DT’s move adds to an already multi-layered legal and regulatory sub-plot to its rivalry with Vodafone. DT is already engaged in separate and long‑running legal cases brought by Kabel Deutschland (KDG) — the cableco acquired by VfD in 2014 — as well as Unitymedia over fees it charged them for shared use of cable ducts. DT and KDG have been in dispute over the charges since 2012. According to DT’s latest Annual Report, KDG estimated its latest claims at around €624m. Although the Bundesgerichtshof (Federal Court of Justice) ruled in KDG’s favour in January 2017 (Vodafonewatch, #152), meaning that the case was referred back to the Oberlandesgericht Frankfurt am Main (Higher Regional Court of Frankfurt am Main/OLG), the OLG rejected the appeal in December 2018 and disallowed a further appeal.
In similar proceedings, Unitymedia filed claims against DT in January 2013, demanding a refund of €570m plus interest and calling on DT to cease charging “more than a specific and precisely stated amount for the shared use of cable ducts”. The claim was dismissed by Landgericht Köln (Cologne Regional Court) in October 2016. Then, in March 2018, the Oberlandesgericht Düsseldorf (Düsseldorf Higher Regional Court) rejected the appeal against this decision.
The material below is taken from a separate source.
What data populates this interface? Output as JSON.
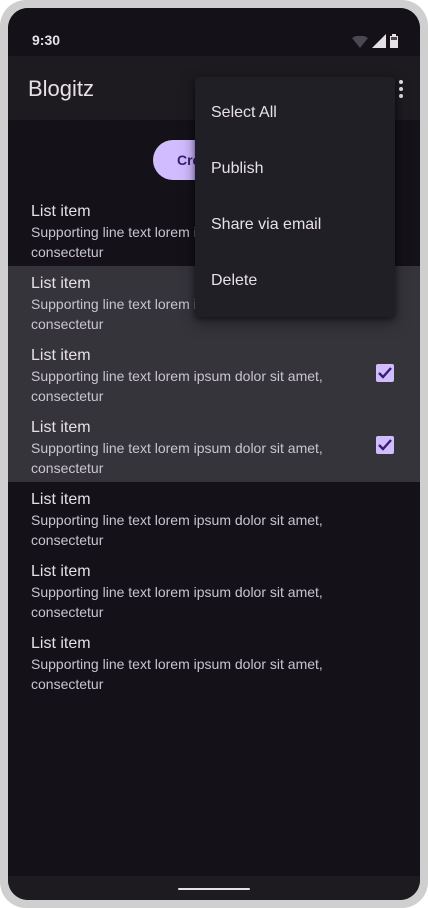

In both proceedings, the plaintiffs have lodged a complaint against the non‑allowance of appeal with the Federal Court of Justice.
Keep calm and carry on
As things stand, VfD’s public position is that it believes the lawsuits have little chance of success. Its stock response has been that the EC “thoroughly examined the takeover of Unitymedia by Vodafone by means of market tests and extensive surveys, among other things”. A VfD spokesperson told Broadband TV News that the OpCo is “relaxed about the legal action”.